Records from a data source
□ □ □ □ □
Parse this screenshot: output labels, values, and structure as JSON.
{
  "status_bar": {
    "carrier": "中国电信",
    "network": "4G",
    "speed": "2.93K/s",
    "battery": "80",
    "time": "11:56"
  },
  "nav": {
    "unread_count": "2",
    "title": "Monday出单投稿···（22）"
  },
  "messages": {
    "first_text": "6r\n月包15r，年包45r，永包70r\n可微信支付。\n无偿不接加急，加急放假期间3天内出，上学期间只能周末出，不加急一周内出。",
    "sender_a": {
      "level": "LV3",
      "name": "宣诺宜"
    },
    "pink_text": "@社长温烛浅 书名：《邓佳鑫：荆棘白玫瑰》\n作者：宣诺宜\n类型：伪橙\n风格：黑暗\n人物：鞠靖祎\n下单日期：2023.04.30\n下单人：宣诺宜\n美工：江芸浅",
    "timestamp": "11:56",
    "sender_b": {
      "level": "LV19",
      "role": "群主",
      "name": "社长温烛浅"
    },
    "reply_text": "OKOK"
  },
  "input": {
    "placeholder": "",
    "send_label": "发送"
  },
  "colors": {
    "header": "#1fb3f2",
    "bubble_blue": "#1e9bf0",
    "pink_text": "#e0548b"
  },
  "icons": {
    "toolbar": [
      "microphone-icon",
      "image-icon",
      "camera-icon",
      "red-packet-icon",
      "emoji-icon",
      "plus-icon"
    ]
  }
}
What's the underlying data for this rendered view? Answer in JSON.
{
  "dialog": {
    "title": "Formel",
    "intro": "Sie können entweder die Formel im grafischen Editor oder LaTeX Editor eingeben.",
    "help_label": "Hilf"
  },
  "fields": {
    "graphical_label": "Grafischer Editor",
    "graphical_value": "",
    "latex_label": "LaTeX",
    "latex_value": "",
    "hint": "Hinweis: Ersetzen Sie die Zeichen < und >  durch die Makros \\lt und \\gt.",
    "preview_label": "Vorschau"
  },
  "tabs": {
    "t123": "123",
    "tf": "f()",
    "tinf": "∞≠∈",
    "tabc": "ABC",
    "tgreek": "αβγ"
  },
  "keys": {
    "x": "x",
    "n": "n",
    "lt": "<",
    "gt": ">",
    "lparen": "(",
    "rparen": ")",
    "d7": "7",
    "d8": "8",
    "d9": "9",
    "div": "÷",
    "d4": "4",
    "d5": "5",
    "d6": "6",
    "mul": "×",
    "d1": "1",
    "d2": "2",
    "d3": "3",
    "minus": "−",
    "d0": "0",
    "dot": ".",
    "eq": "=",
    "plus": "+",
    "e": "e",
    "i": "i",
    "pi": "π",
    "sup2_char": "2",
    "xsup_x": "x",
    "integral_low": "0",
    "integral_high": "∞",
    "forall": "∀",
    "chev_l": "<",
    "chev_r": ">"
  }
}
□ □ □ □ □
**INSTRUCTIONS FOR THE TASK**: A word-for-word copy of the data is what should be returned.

**YOUR SOLUTION**:
Parse this screenshot: output labels, values, and structure as JSON.
{
  "status_bar": {
    "carrier": "中国电信",
    "network": "4G",
    "speed": "2.93K/s",
    "battery": "80",
    "time": "11:56"
  },
  "nav": {
    "unread_count": "2",
    "title": "Monday出单投稿···（22）"
  },
  "messages": {
    "first_text": "6r\n月包15r，年包45r，永包70r\n可微信支付。\n无偿不接加急，加急放假期间3天内出，上学期间只能周末出，不加急一周内出。",
    "sender_a": {
      "level": "LV3",
      "name": "宣诺宜"
    },
    "pink_text": "@社长温烛浅 书名：《邓佳鑫：荆棘白玫瑰》\n作者：宣诺宜\n类型：伪橙\n风格：黑暗\n人物：鞠靖祎\n下单日期：2023.04.30\n下单人：宣诺宜\n美工：江芸浅",
    "timestamp": "11:56",
    "sender_b": {
      "level": "LV19",
      "role": "群主",
      "name": "社长温烛浅"
    },
    "reply_text": "OKOK"
  },
  "input": {
    "placeholder": "",
    "send_label": "发送"
  },
  "colors": {
    "header": "#1fb3f2",
    "bubble_blue": "#1e9bf0",
    "pink_text": "#e0548b"
  },
  "icons": {
    "toolbar": [
      "microphone-icon",
      "image-icon",
      "camera-icon",
      "red-packet-icon",
      "emoji-icon",
      "plus-icon"
    ]
  }
}
What's the underlying data for this rendered view? Answer in JSON.
{
  "dialog": {
    "title": "Formel",
    "intro": "Sie können entweder die Formel im grafischen Editor oder LaTeX Editor eingeben.",
    "help_label": "Hilf"
  },
  "fields": {
    "graphical_label": "Grafischer Editor",
    "graphical_value": "",
    "latex_label": "LaTeX",
    "latex_value": "",
    "hint": "Hinweis: Ersetzen Sie die Zeichen < und >  durch die Makros \\lt und \\gt.",
    "preview_label": "Vorschau"
  },
  "tabs": {
    "t123": "123",
    "tf": "f()",
    "tinf": "∞≠∈",
    "tabc": "ABC",
    "tgreek": "αβγ"
  },
  "keys": {
    "x": "x",
    "n": "n",
    "lt": "<",
    "gt": ">",
    "lparen": "(",
    "rparen": ")",
    "d7": "7",
    "d8": "8",
    "d9": "9",
    "div": "÷",
    "d4": "4",
    "d5": "5",
    "d6": "6",
    "mul": "×",
    "d1": "1",
    "d2": "2",
    "d3": "3",
    "minus": "−",
    "d0": "0",
    "dot": ".",
    "eq": "=",
    "plus": "+",
    "e": "e",
    "i": "i",
    "pi": "π",
    "sup2_char": "2",
    "xsup_x": "x",
    "integral_low": "0",
    "integral_high": "∞",
    "forall": "∀",
    "chev_l": "<",
    "chev_r": ">"
  }
}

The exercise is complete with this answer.